Australian men’s national soccer team condemns Qatar’s human rights record ahead of World Cup
The Australian men’s national soccer team released a video on Thursday condemning Qatar, the host country of the 2022 World Cup, over its record on LGBTQ and migrant workers’ rights.
In a video posted on their social media accounts, the sixteen members of the “Socceroos” national team raised their concerns about Qatar’s treatment of migrant workers employed to help with their hosting duties and urged the country’s government to allow LGBTQ residents to expresses themselves freely.
“We have learned that the decision to host the World Cup in Qatar has resulted in the suffering and the harm of countless of our fellow workers,” the players said in their video, saying that working conditions have improved since the dismantling of the “kafala system,” which allows employers to take away migrants’ passports and not allow them to leave the country.
The players added, however, that the laws for migrant workers still need improvement.
“These migrant workers who have suffered and not just numbers, like the migrants that have shaped our country and our football, they possess the same courage and determination to build a better life.
“As players we fully support the rights of the LGBTI+ people.
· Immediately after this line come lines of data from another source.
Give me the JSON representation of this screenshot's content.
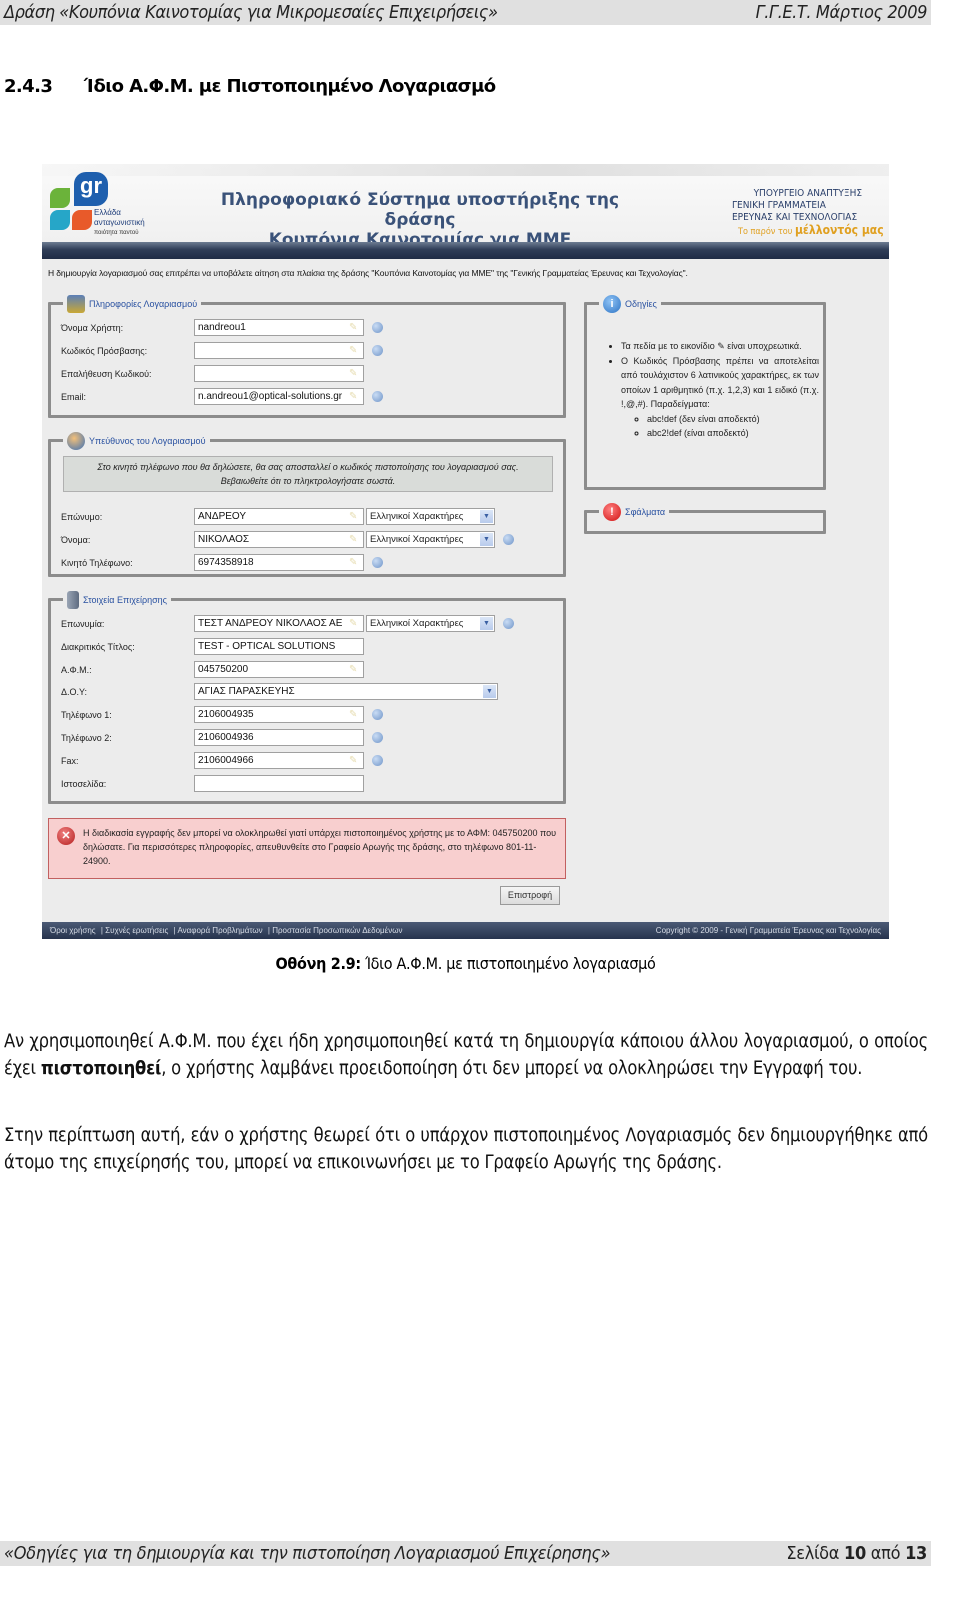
{
  "doc_header": {
    "left": "Δράση «Κουπόνια Καινοτομίας για Μικρομεσαίες Επιχειρήσεις»",
    "right": "Γ.Γ.Ε.Τ. Μάρτιος 2009"
  },
  "section": {
    "number": "2.4.3",
    "title": "Ίδιο Α.Φ.Μ. με Πιστοποιημένο Λογαριασμό"
  },
  "screenshot": {
    "logo": {
      "mark": "gr",
      "line1": "Ελλάδα",
      "line2": "ανταγωνιστική",
      "line3": "ποιότητα παντού",
      "colors": [
        "#6bb33a",
        "#1e5fae",
        "#26a6c8",
        "#e85a2a"
      ]
    },
    "banner_title_line1": "Πληροφοριακό Σύστημα υποστήριξης της δράσης",
    "banner_title_line2": "Κουπόνια Καινοτομίας για ΜΜΕ",
    "ministry": {
      "line1": "ΥΠΟΥΡΓΕΙΟ ΑΝΑΠΤΥΞΗΣ",
      "line2": "ΓΕΝΙΚΗ ΓΡΑΜΜΑΤΕΙΑ",
      "line3": "ΕΡΕΥΝΑΣ ΚΑΙ ΤΕΧΝΟΛΟΓΙΑΣ",
      "slogan_prefix": "Το παρόν του",
      "slogan_emph": "μέλλοντός μας"
    },
    "intro": "Η δημιουργία λογαριασμού σας επιτρέπει να υποβάλετε αίτηση στα πλαίσια της δράσης \"Κουπόνια Καινοτομίας για ΜΜΕ\" της \"Γενικής Γραμματείας Έρευνας και Τεχνολογίας\".",
    "account_info": {
      "legend": "Πληροφορίες Λογαριασμού",
      "fields": [
        {
          "label": "Όνομα Χρήστη:",
          "value": "nandreou1"
        },
        {
          "label": "Κωδικός Πρόσβασης:",
          "value": ""
        },
        {
          "label": "Επαλήθευση Κωδικού:",
          "value": ""
        },
        {
          "label": "Email:",
          "value": "n.andreou1@optical-solutions.gr"
        }
      ]
    },
    "account_owner": {
      "legend": "Υπεύθυνος του Λογαριασμού",
      "notice_line1": "Στο κινητό τηλέφωνο που θα δηλώσετε, θα σας αποσταλλεί ο κωδικός πιστοποίησης του λογαριασμού σας.",
      "notice_line2": "Βεβαιωθείτε ότι το πληκτρολογήσατε σωστά.",
      "fields": [
        {
          "label": "Επώνυμο:",
          "value": "ΑΝΔΡΕΟΥ",
          "charset": "Ελληνικοί Χαρακτήρες"
        },
        {
          "label": "Όνομα:",
          "value": "ΝΙΚΟΛΑΟΣ",
          "charset": "Ελληνικοί Χαρακτήρες"
        },
        {
          "label": "Κινητό Τηλέφωνο:",
          "value": "6974358918"
        }
      ]
    },
    "company": {
      "legend": "Στοιχεία Επιχείρησης",
      "fields": [
        {
          "label": "Επωνυμία:",
          "value": "ΤΕΣΤ ΑΝΔΡΕΟΥ ΝΙΚΟΛΑΟΣ ΑΕ",
          "charset": "Ελληνικοί Χαρακτήρες"
        },
        {
          "label": "Διακριτικός Τίτλος:",
          "value": "TEST - OPTICAL SOLUTIONS"
        },
        {
          "label": "Α.Φ.Μ.:",
          "value": "045750200"
        },
        {
          "label": "Δ.Ο.Υ:",
          "value": "ΑΓΙΑΣ ΠΑΡΑΣΚΕΥΗΣ"
        },
        {
          "label": "Τηλέφωνο 1:",
          "value": "2106004935"
        },
        {
          "label": "Τηλέφωνο 2:",
          "value": "2106004936"
        },
        {
          "label": "Fax:",
          "value": "2106004966"
        },
        {
          "label": "Ιστοσελίδα:",
          "value": ""
        }
      ]
    },
    "guide": {
      "legend": "Οδηγίες",
      "item1": "Τα πεδία με το εικονίδιο ✎ είναι υποχρεωτικά.",
      "item2": "Ο Κωδικός Πρόσβασης πρέπει να αποτελείται από τουλάχιστον 6 λατινικούς χαρακτήρες, εκ των οποίων 1 αριθμητικό (π.χ. 1,2,3) και 1 ειδικό (π.χ. !,@,#). Παραδείγματα:",
      "example1": "abc!def  (δεν είναι αποδεκτό)",
      "example2": "abc2!def (είναι αποδεκτό)"
    },
    "errors": {
      "legend": "Σφάλματα"
    },
    "error_message": "Η διαδικασία εγγραφής δεν μπορεί να ολοκληρωθεί γιατί υπάρχει πιστοποιημένος χρήστης με το ΑΦΜ: 045750200 που δηλώσατε. Για περισσότερες πληροφορίες, απευθυνθείτε στο Γραφείο Αρωγής της δράσης, στο τηλέφωνο 801-11-24900.",
    "back_button": "Επιστροφή",
    "footer_links": [
      "Όροι χρήσης",
      "Συχνές ερωτήσεις",
      "Αναφορά Προβλημάτων",
      "Προστασία Προσωπικών Δεδομένων"
    ],
    "copyright": "Copyright © 2009 - Γενική Γραμματεία Έρευνας και Τεχνολογίας"
  },
  "caption": {
    "bold": "Οθόνη 2.9:",
    "text": " Ίδιο Α.Φ.Μ. με πιστοποιημένο λογαριασμό"
  },
  "paragraph1": {
    "before": "Αν χρησιμοποιηθεί Α.Φ.Μ. που έχει ήδη χρησιμοποιηθεί κατά τη δημιουργία κάποιου άλλου λογαριασμού, ο οποίος έχει ",
    "bold": "πιστοποιηθεί",
    "after": ", ο χρήστης λαμβάνει προειδοποίηση ότι δεν μπορεί να ολοκληρώσει την Εγγραφή του."
  },
  "paragraph2": "Στην περίπτωση αυτή, εάν ο χρήστης θεωρεί ότι ο υπάρχον πιστοποιημένος Λογαριασμός δεν δημιουργήθηκε από άτομο της επιχείρησής του, μπορεί να επικοινωνήσει με το Γραφείο Αρωγής της δράσης.",
  "doc_footer": {
    "left": "«Οδηγίες για τη δημιουργία και την πιστοποίηση Λογαριασμού Επιχείρησης»",
    "page_label": "Σελίδα",
    "page": "10",
    "of_label": "από",
    "total": "13"
  }
}
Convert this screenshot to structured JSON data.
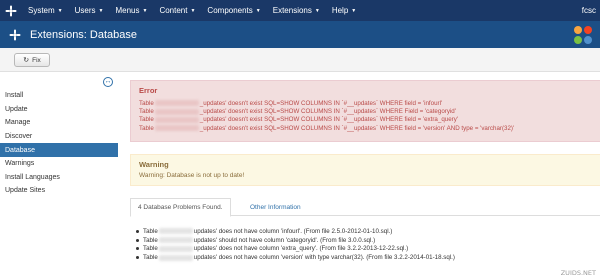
{
  "navbar": {
    "menu": [
      "System",
      "Users",
      "Menus",
      "Content",
      "Components",
      "Extensions",
      "Help"
    ],
    "user_text": "fcsc"
  },
  "header": {
    "title": "Extensions: Database"
  },
  "toolbar": {
    "fix_label": "Fix"
  },
  "sidebar": {
    "items": [
      "Install",
      "Update",
      "Manage",
      "Discover",
      "Database",
      "Warnings",
      "Install Languages",
      "Update Sites"
    ],
    "active_index": 4
  },
  "error_alert": {
    "heading": "Error",
    "lines": [
      {
        "prefix": "Table",
        "text": "_updates' doesn't exist SQL=SHOW COLUMNS IN `#__updates` WHERE field = 'infourl'"
      },
      {
        "prefix": "Table",
        "text": "_updates' doesn't exist SQL=SHOW COLUMNS IN `#__updates` WHERE Field = 'categoryid'"
      },
      {
        "prefix": "Table",
        "text": "_updates' doesn't exist SQL=SHOW COLUMNS IN `#__updates` WHERE field = 'extra_query'"
      },
      {
        "prefix": "Table",
        "text": "_updates' doesn't exist SQL=SHOW COLUMNS IN `#__updates` WHERE field = 'version' AND type = 'varchar(32)'"
      }
    ]
  },
  "warning_alert": {
    "heading": "Warning",
    "text": "Warning: Database is not up to date!"
  },
  "tabs": [
    "4 Database Problems Found.",
    "Other Information"
  ],
  "problems": [
    {
      "prefix": "Table",
      "text": "updates' does not have column 'infourl'. (From file 2.5.0-2012-01-10.sql.)"
    },
    {
      "prefix": "Table",
      "text": "updates' should not have column 'categoryid'. (From file 3.0.0.sql.)"
    },
    {
      "prefix": "Table",
      "text": "updates' does not have column 'extra_query'. (From file 3.2.2-2013-12-22.sql.)"
    },
    {
      "prefix": "Table",
      "text": "updates' does not have column 'version' with type varchar(32). (From file 3.2.2-2014-01-18.sql.)"
    }
  ],
  "watermark": "ZUIDS.NET",
  "colors": {
    "navbar": "#1a3867",
    "header": "#1c4f86",
    "active_sidebar": "#3071a9",
    "error_bg": "#f2dede",
    "error_text": "#b94a48",
    "warning_bg": "#fcf8e3",
    "warning_text": "#8a6d3b",
    "link": "#3071a9"
  },
  "icons": {
    "brand": "joomla-logo-icon",
    "header": "joomla-puzzle-icon",
    "fix": "refresh-icon",
    "sidebar_toggle": "toggle-sidebar-icon"
  }
}
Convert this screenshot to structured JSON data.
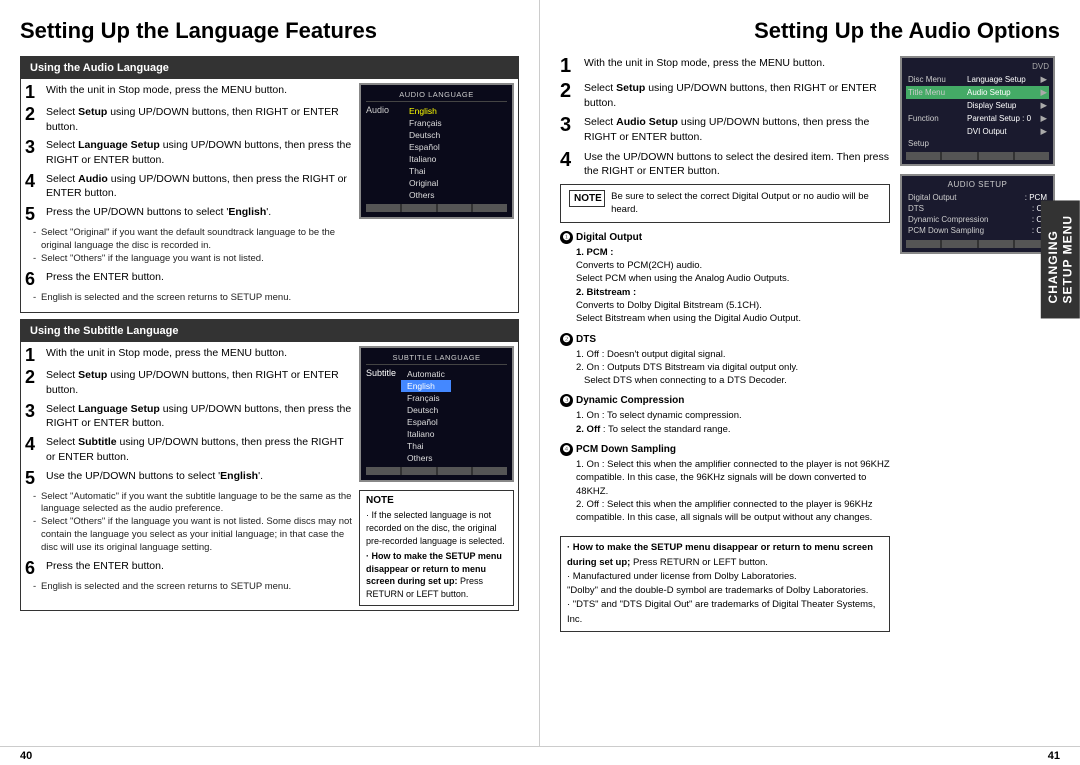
{
  "leftPage": {
    "title": "Setting Up the Language Features",
    "section1": {
      "header": "Using the Audio Language",
      "steps": [
        {
          "num": "1",
          "text": "With the unit in Stop mode, press the MENU button."
        },
        {
          "num": "2",
          "text": "Select Setup using UP/DOWN buttons, then RIGHT or ENTER button."
        },
        {
          "num": "3",
          "text": "Select Language Setup using UP/DOWN buttons, then press the RIGHT or ENTER button."
        },
        {
          "num": "4",
          "text": "Select Audio using UP/DOWN buttons, then press the RIGHT or ENTER button."
        },
        {
          "num": "5",
          "text": "Press the UP/DOWN buttons to select 'English'.",
          "bold_word": "English",
          "subBullets": [
            "Select \"Original\" if you want the default soundtrack language to be the original language the disc is recorded in.",
            "Select \"Others\" if the language you want is not listed."
          ]
        },
        {
          "num": "6",
          "text": "Press the ENTER button.",
          "subBullets": [
            "English is selected and the screen returns to SETUP menu."
          ]
        }
      ],
      "screen": {
        "title": "AUDIO LANGUAGE",
        "label": "Audio",
        "languages": [
          "English",
          "Français",
          "Deutsch",
          "Español",
          "Italiano",
          "Thai",
          "Original",
          "Others"
        ],
        "activeIndex": 0
      }
    },
    "section2": {
      "header": "Using the Subtitle Language",
      "steps": [
        {
          "num": "1",
          "text": "With the unit in Stop mode, press the MENU button."
        },
        {
          "num": "2",
          "text": "Select Setup using UP/DOWN buttons, then RIGHT or ENTER button."
        },
        {
          "num": "3",
          "text": "Select Language Setup using UP/DOWN buttons, then press the RIGHT or ENTER button."
        },
        {
          "num": "4",
          "text": "Select Subtitle using UP/DOWN buttons, then press the RIGHT or ENTER button."
        },
        {
          "num": "5",
          "text": "Use the UP/DOWN buttons to select 'English'.",
          "bold_word": "English",
          "subBullets": [
            "Select \"Automatic\" if you want the subtitle language to be the same as the language selected as the audio preference.",
            "Select \"Others\" if the language you want is not listed. Some discs may not contain the language you select as your initial language; in that case the disc will use its original language setting."
          ]
        },
        {
          "num": "6",
          "text": "Press the ENTER button.",
          "subBullets": [
            "English is selected and the screen returns to SETUP menu."
          ]
        }
      ],
      "screen": {
        "title": "SUBTITLE LANGUAGE",
        "label": "Subtitle",
        "languages": [
          "Automatic",
          "English",
          "Français",
          "Deutsch",
          "Español",
          "Italiano",
          "Thai",
          "Others"
        ],
        "activeIndex": 1
      }
    },
    "note": {
      "title": "NOTE",
      "bullets": [
        "If the selected language is not recorded on the disc, the original pre-recorded language is selected.",
        "How to make the SETUP menu disappear or return to menu screen during set up: Press RETURN or LEFT button."
      ],
      "howToMakeLabel": "· How to make the SETUP menu disappear or return to menu screen during set up:",
      "howToMakeText": "Press RETURN or LEFT button."
    },
    "pageNumber": "40"
  },
  "rightPage": {
    "title": "Setting Up the Audio Options",
    "steps": [
      {
        "num": "1",
        "text": "With the unit in Stop mode, press the MENU button."
      },
      {
        "num": "2",
        "text": "Select Setup using UP/DOWN buttons, then RIGHT or ENTER button."
      },
      {
        "num": "3",
        "text": "Select Audio Setup using UP/DOWN buttons, then press the RIGHT or ENTER button."
      },
      {
        "num": "4",
        "text": "Use the UP/DOWN buttons to select the desired item. Then press the RIGHT or ENTER button."
      }
    ],
    "dvdScreen": {
      "label": "DVD",
      "rows": [
        {
          "label": "Disc Menu",
          "val": "Language Setup",
          "arrow": true,
          "highlighted": false
        },
        {
          "label": "Title Menu",
          "val": "Audio Setup",
          "arrow": true,
          "highlighted": true
        },
        {
          "label": "",
          "val": "Display Setup",
          "arrow": true,
          "highlighted": false
        },
        {
          "label": "Function",
          "val": "Parental Setup : 0",
          "arrow": true,
          "highlighted": false
        },
        {
          "label": "",
          "val": "DVI Output",
          "arrow": true,
          "highlighted": false
        },
        {
          "label": "Setup",
          "val": "",
          "arrow": false,
          "highlighted": false
        }
      ]
    },
    "audioSetupScreen": {
      "title": "AUDIO SETUP",
      "rows": [
        {
          "label": "Digital Output",
          "val": ": PCM"
        },
        {
          "label": "DTS",
          "val": ": Off"
        },
        {
          "label": "Dynamic Compression",
          "val": ": On"
        },
        {
          "label": "PCM Down Sampling",
          "val": ": On"
        }
      ]
    },
    "bullets": [
      {
        "num": "❶",
        "title": "Digital Output",
        "items": [
          {
            "bold": "1. PCM :",
            "text": ""
          },
          {
            "bold": "",
            "text": "Converts to PCM(2CH) audio."
          },
          {
            "bold": "",
            "text": "Select PCM when using the Analog Audio Outputs."
          },
          {
            "bold": "2. Bitstream :",
            "text": ""
          },
          {
            "bold": "",
            "text": "Converts to Dolby Digital Bitstream (5.1CH)."
          },
          {
            "bold": "",
            "text": "Select Bitstream when using the Digital Audio Output."
          }
        ]
      },
      {
        "num": "❷",
        "title": "DTS",
        "items": [
          {
            "bold": "",
            "text": "1. Off : Doesn't output digital signal."
          },
          {
            "bold": "",
            "text": "2. On : Outputs DTS Bitstream via digital output only."
          },
          {
            "bold": "",
            "text": "Select DTS when connecting to a DTS Decoder."
          }
        ]
      },
      {
        "num": "❸",
        "title": "Dynamic Compression",
        "items": [
          {
            "bold": "",
            "text": "1. On : To select dynamic compression."
          },
          {
            "bold": "",
            "text": "2. Off : To select the standard range."
          }
        ]
      },
      {
        "num": "❹",
        "title": "PCM Down Sampling",
        "items": [
          {
            "bold": "",
            "text": "1. On : Select this when the amplifier connected to the player is not 96KHZ compatible. In this case, the 96KHz signals will be down converted to 48KHZ."
          },
          {
            "bold": "",
            "text": "2. Off : Select this when the amplifier connected to the player is 96KHz compatible. In this case, all signals will be output without any changes."
          }
        ]
      }
    ],
    "noteBox": {
      "title": "NOTE",
      "text": "Be sure to select the correct Digital Output or no audio will be heard."
    },
    "bottomNote": {
      "bullets": [
        "· How to make the SETUP menu disappear or return to menu screen during set up; Press RETURN or LEFT button.",
        "· Manufactured under license from Dolby Laboratories.",
        "\"Dolby\" and the double-D symbol are trademarks of Dolby Laboratories.",
        "· \"DTS\" and \"DTS Digital Out\" are trademarks of Digital Theater Systems, Inc."
      ]
    },
    "sidebarTab": {
      "line1": "CHANGING",
      "line2": "SETUP MENU"
    },
    "pageNumber": "41"
  }
}
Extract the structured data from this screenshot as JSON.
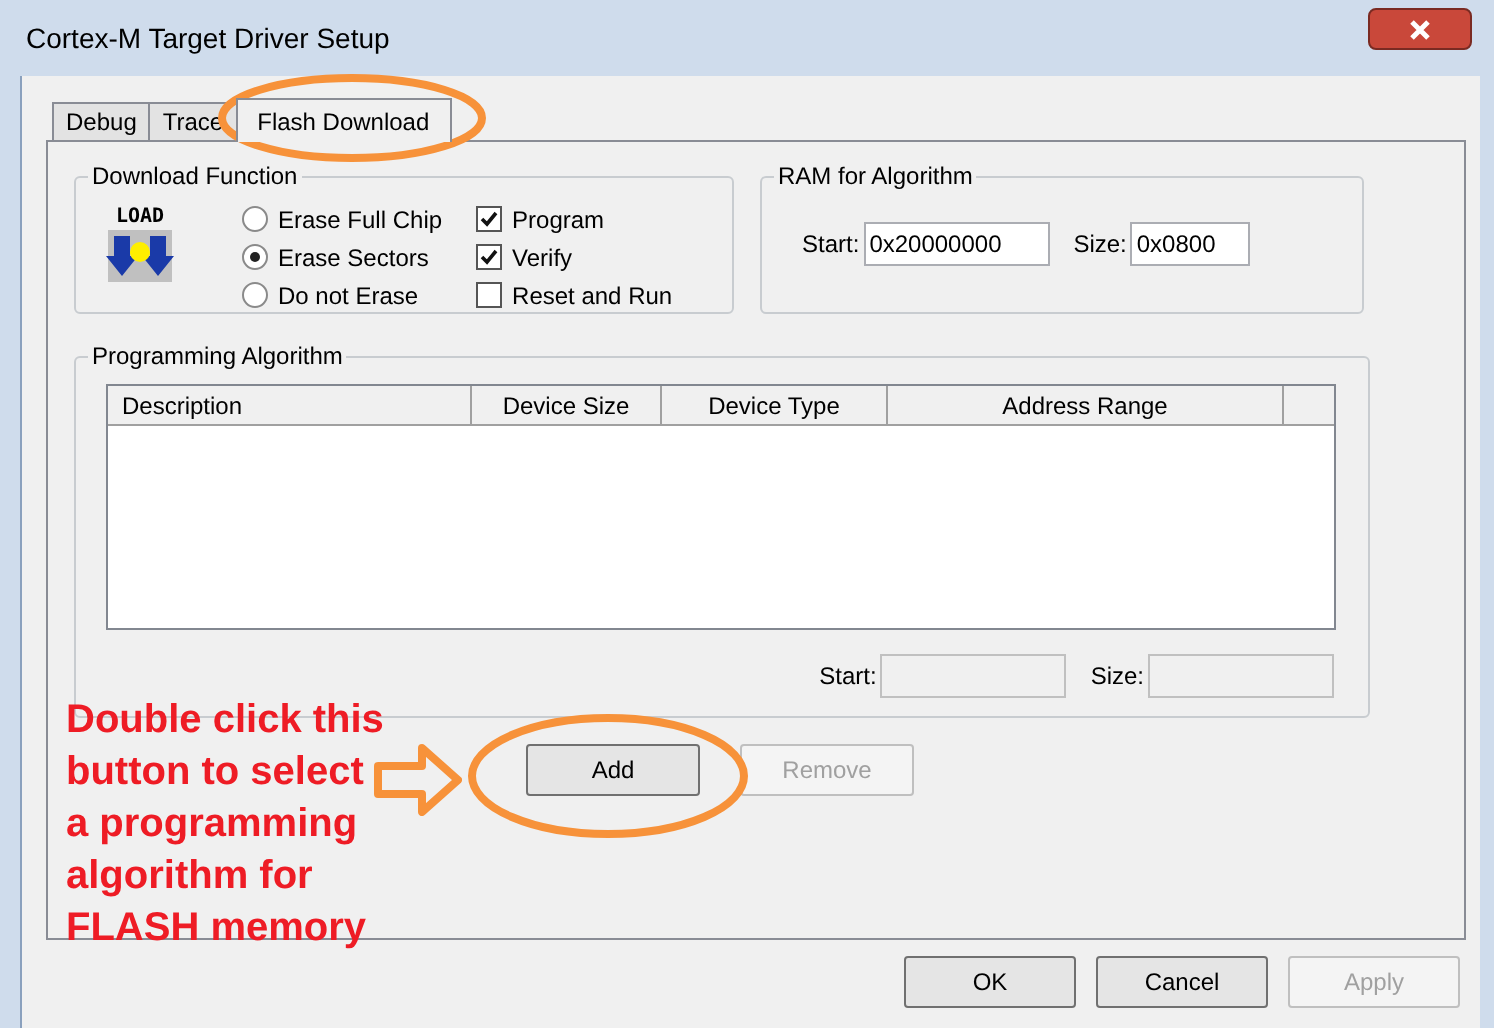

But in Qatar people are not free to love the person that they choose,” the national team added, saying they stand with support for various organizations such as Fifpro and the Building and Wood Workers International helping to create better resources for migrant workers and end the criminalization of same-sex relationships in the country.
“This is how we can ensure a legacy that goes well beyond the final whistle of the 2022 FIFA World Cup, one that football can truly be proud of,” the players concluded.
The video statement comes after Australia’s soccer players union, Professional Footballers Australia, and Football Australia, the country’s governing body for soccer, also issued letters and statements about Qatar’s treatment of migrant workers and stance on LGBTQ rights.
Qatar authorities in August arrested up to 60 migrant workers who protested working conditions and low wages ahead of the World Cup.
Advocacy group Equidem told The Associated Press that some detained migrant workers were deported back to their countries.
The 2022 World Cup begins on Nov. 20 when host country Qatar takes on its group-stage opponent Ecuador.